╔══
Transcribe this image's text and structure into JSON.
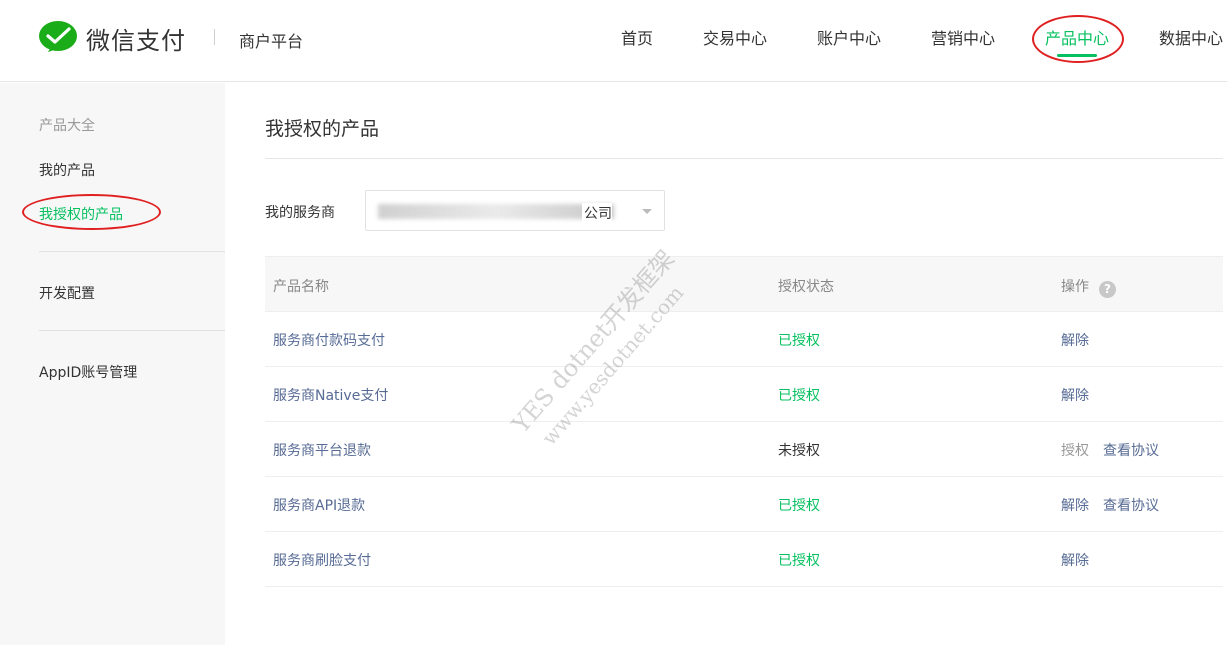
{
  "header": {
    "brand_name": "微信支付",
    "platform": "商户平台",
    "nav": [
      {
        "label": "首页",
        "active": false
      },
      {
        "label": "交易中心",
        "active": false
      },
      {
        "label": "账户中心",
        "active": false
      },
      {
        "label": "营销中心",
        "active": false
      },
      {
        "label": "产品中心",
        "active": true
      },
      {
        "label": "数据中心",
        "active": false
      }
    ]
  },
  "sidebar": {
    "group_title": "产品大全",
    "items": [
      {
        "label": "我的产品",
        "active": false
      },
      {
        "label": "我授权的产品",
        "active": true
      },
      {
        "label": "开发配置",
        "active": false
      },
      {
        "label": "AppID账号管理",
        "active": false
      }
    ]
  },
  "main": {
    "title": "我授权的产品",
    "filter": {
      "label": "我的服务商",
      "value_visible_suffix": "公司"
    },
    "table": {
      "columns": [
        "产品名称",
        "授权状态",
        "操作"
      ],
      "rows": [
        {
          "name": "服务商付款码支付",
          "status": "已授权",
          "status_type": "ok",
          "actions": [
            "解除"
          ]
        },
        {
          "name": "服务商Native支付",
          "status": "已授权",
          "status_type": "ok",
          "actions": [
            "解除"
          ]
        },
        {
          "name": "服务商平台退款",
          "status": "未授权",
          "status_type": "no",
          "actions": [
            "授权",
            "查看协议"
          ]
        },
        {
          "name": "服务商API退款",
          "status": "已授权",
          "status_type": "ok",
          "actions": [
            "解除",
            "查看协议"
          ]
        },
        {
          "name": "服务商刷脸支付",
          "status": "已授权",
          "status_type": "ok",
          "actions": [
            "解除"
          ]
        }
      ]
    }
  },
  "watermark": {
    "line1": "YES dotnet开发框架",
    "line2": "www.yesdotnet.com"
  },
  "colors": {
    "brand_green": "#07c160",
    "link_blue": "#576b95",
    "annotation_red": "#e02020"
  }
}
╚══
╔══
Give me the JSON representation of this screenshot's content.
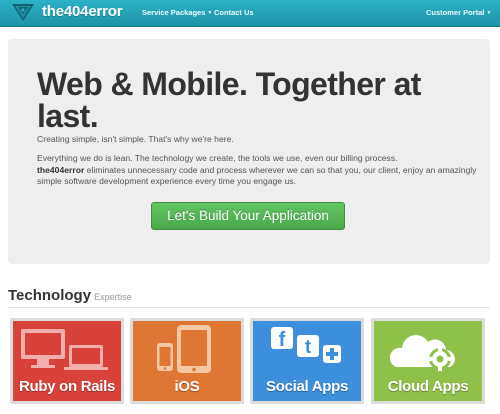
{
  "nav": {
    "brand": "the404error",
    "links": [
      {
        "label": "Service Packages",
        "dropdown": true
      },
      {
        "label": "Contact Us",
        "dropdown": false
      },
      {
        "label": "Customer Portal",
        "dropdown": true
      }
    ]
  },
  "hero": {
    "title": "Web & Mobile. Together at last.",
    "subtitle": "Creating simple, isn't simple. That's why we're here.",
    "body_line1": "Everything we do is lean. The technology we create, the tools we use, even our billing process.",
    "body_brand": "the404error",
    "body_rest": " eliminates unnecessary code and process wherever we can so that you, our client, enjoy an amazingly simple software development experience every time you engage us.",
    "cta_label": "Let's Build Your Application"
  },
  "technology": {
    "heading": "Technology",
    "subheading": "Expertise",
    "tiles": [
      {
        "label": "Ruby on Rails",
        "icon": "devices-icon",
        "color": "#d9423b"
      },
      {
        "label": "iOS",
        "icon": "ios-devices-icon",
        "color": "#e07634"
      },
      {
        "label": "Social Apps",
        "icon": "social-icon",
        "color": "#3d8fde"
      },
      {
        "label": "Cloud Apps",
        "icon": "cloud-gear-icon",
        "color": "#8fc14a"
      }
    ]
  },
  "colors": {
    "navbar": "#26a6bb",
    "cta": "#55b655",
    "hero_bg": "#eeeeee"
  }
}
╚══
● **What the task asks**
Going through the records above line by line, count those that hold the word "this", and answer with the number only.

● **Result**
2